It's just a chatty message, one girlfriend to another, left in your voice mailbox by mistake.

But wait. What's this?

She's touting secret information from her "hot stock-exchange" boyfriend about a stock trading at mere pennies that's destined to hit the roof.

"It's 50 cents now, and it's going up to, like, five or six bucks this week, so get as much as you can," the woman says breezily.

Beware, listener, beware. The Securities and Exchange Commission warned yesterday that the gossipy voice mail seemingly gone astray is actually carefully designed "vice mail" designed to trick unwitting investors into buying certain stocks.

Susan F. Wyderko, director of the SEC's Office of Investor Education, said regulators have received hundreds of calls about the scheme this week alone.

SEC officials said the stock price and trading volume of the companies mentioned in the messages have risen over the past two weeks, signaling that at least some recipients of the message are acting on the phony tips. The companies focus on different industries and are based around the country. The only thing they appear to have in common is that their shares are thinly traded, changing hands infrequently because there are few buyers and sellers.
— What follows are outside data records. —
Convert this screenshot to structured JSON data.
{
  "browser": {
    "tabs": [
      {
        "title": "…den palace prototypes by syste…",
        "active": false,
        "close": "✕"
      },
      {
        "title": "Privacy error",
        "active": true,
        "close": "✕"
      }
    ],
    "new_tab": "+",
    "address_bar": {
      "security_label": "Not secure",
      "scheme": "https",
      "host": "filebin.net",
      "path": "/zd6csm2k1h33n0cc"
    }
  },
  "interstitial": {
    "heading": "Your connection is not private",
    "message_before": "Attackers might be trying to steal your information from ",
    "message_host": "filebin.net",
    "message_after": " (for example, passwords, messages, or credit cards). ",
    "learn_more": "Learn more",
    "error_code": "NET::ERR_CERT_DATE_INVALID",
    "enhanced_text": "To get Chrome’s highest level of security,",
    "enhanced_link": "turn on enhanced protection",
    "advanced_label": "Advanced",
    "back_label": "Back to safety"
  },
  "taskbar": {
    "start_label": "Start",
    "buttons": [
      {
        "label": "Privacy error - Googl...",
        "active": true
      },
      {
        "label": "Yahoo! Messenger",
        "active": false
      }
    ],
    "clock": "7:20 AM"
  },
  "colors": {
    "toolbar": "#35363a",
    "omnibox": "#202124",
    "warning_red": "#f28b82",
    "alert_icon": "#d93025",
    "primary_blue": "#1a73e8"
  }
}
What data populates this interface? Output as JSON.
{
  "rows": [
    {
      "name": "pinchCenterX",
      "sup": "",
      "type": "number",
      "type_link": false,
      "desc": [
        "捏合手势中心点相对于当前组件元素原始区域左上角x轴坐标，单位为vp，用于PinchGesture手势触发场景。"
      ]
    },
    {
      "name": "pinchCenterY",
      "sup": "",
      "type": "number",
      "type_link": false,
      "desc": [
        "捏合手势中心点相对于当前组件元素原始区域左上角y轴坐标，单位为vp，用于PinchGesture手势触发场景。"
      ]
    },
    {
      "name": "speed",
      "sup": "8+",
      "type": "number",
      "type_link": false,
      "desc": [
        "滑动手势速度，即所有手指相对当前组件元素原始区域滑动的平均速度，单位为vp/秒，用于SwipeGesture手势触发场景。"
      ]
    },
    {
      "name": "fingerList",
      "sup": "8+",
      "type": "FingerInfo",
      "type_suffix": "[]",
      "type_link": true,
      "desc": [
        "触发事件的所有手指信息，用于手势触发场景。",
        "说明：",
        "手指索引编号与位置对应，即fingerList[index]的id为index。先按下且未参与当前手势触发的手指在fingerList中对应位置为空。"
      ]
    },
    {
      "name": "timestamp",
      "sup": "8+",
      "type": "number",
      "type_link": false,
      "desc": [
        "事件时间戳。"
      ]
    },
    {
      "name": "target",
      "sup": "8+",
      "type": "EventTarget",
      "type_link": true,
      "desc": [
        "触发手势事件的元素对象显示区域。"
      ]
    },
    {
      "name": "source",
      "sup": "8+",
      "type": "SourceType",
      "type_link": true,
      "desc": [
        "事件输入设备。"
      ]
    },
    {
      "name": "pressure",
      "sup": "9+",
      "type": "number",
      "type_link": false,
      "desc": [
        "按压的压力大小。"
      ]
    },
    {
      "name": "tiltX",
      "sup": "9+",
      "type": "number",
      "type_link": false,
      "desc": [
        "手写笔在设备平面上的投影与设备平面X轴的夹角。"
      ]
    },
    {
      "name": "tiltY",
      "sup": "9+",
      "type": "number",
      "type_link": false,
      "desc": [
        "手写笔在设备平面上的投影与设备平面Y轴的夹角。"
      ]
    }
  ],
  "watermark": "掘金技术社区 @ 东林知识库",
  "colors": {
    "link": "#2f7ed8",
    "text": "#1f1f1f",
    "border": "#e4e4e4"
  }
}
At least seven companies have been mentioned in the phone messages, including Donini Inc., Food Innovations Inc., Maui General Store Inc., and Power 3 Medical Products Inc., according to sources briefed on the scheme who spoke on the condition of anonymity because a federal investigation is ongoing.

Delaware Securities Commissioner James B. Ropp said he got an early alert about the scam when his brother, who received one of the messages, called him a week and a half ago. Ropp described the messages as "very slick . . . very believable" and said it was not surprising that some consumers had apparently fallen for the pitch.

Ropp said the companies mentioned in the telephone messages do "not necessarily" have anything to do with the fraud. "They may have no knowledge of this," he said.

Power 3 Medical, a Woodlands, Tex., biotechnology firm, issued a statement yesterday afternoon saying "the company is not a party to any of these activities, nor approves of them." It attributed some of the recent volatility in its stock price to the fraud.

Food Innovations is a Naples, Fla., subsidiary of Innovative Food Holdings. The specialty food purveyor is led by Joe DiMaggio Jr., a relative of the late baseball star. Spokeswoman Angeline Cook said DiMaggio is "furious" about the scheme. She said the company is working with the SEC to "get to the bottom of this and find out who is doing this and why."

The SEC routinely polices "pump-and-dump" stock schemes, designed to fraudulently drive up the price of a stock so the perpetrator can sell at a profit. But answering-machine messages dispensing bogus inside information are a new twist, according to John R. Stark, chief of the SEC Office of Internet Enforcement.

"This is something that we've never seen before," he said. Yesterday's announcement marks the first time this year that the SEC has issued a formal alert to investors about stock fraud.

The contrived message is carefully casual. "He said it's cheap now, like 50 cents. Sorry I'm eating, but I'm starving," the phony friend says with what sounds like a mouthful of food.

Regulators have not identified who is behind the scheme. But in other cases, they have analyzed stock-trading patterns and subpoenaed phone records to track the source of the fraud. SEC officials would not discuss the investigation or confirm its existence yesterday.

Such schemes may violate the anti-fraud statutes and could result in the repayment of any profits generated as a result of the illegal activity, SEC spokesman John Nester said.

SEC officials advised anyone who receives such a message to try to capture the phone number from which the call was generated by using caller identification. The SEC also wants to know the exact time and date of the calls and the names of companies mentioned in the messages. Message recipients can share that information by sending an e-mail to

Sometimes advice is worth repeating, even when it's obvious.

"You should never buy stock on the basis of a hot tip you receive, particularly if it's from a stranger," Wyderko said.

"What better spiel than the implication you've got some valuable financial information that's mistakenly passed along?" said Robert J. Stevenson, author of a book on telephone scams. "It will energize those people who are greedy, who think they will get something for nothing."